» **DESCRIPTION OF THE TASK**:
Please repeat the entries word for word and keep the images out.

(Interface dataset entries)
#####

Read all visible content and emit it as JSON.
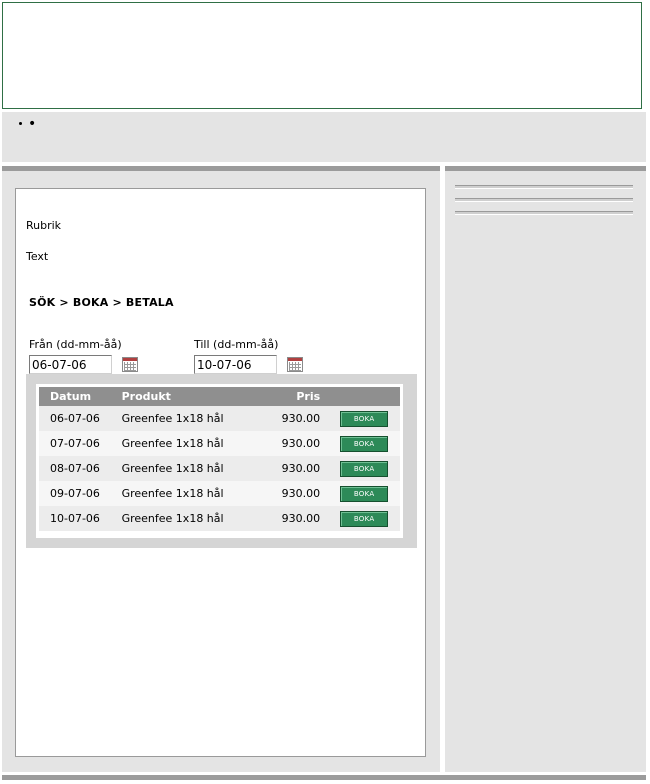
{
  "nav": {
    "bullet_text": ""
  },
  "main": {
    "heading": "Rubrik",
    "body_text": "Text",
    "breadcrumb": "SÖK > BOKA > BETALA"
  },
  "search": {
    "from_label": "Från (dd-mm-åå)",
    "from_value": "06-07-06",
    "to_label": "Till (dd-mm-åå)",
    "to_value": "10-07-06"
  },
  "table": {
    "headers": [
      "Datum",
      "Produkt",
      "Pris",
      ""
    ],
    "rows": [
      {
        "date": "06-07-06",
        "product": "Greenfee 1x18 hål",
        "price": "930.00",
        "action": "BOKA"
      },
      {
        "date": "07-07-06",
        "product": "Greenfee 1x18 hål",
        "price": "930.00",
        "action": "BOKA"
      },
      {
        "date": "08-07-06",
        "product": "Greenfee 1x18 hål",
        "price": "930.00",
        "action": "BOKA"
      },
      {
        "date": "09-07-06",
        "product": "Greenfee 1x18 hål",
        "price": "930.00",
        "action": "BOKA"
      },
      {
        "date": "10-07-06",
        "product": "Greenfee 1x18 hål",
        "price": "930.00",
        "action": "BOKA"
      }
    ]
  },
  "colors": {
    "header_border": "#2f6f45",
    "button_green": "#2d8a58",
    "table_header": "#8f8f8f",
    "bar_gray": "#9b9b9b",
    "panel_gray": "#e4e4e4"
  },
  "icons": [
    "calendar-icon",
    "calendar-icon"
  ]
}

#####

» **SOLUTION TO THIS PROBLEM**:
Read all visible content and emit it as JSON.
{
  "nav": {
    "bullet_text": ""
  },
  "main": {
    "heading": "Rubrik",
    "body_text": "Text",
    "breadcrumb": "SÖK > BOKA > BETALA"
  },
  "search": {
    "from_label": "Från (dd-mm-åå)",
    "from_value": "06-07-06",
    "to_label": "Till (dd-mm-åå)",
    "to_value": "10-07-06"
  },
  "table": {
    "headers": [
      "Datum",
      "Produkt",
      "Pris",
      ""
    ],
    "rows": [
      {
        "date": "06-07-06",
        "product": "Greenfee 1x18 hål",
        "price": "930.00",
        "action": "BOKA"
      },
      {
        "date": "07-07-06",
        "product": "Greenfee 1x18 hål",
        "price": "930.00",
        "action": "BOKA"
      },
      {
        "date": "08-07-06",
        "product": "Greenfee 1x18 hål",
        "price": "930.00",
        "action": "BOKA"
      },
      {
        "date": "09-07-06",
        "product": "Greenfee 1x18 hål",
        "price": "930.00",
        "action": "BOKA"
      },
      {
        "date": "10-07-06",
        "product": "Greenfee 1x18 hål",
        "price": "930.00",
        "action": "BOKA"
      }
    ]
  },
  "colors": {
    "header_border": "#2f6f45",
    "button_green": "#2d8a58",
    "table_header": "#8f8f8f",
    "bar_gray": "#9b9b9b",
    "panel_gray": "#e4e4e4"
  },
  "icons": [
    "calendar-icon",
    "calendar-icon"
  ]
}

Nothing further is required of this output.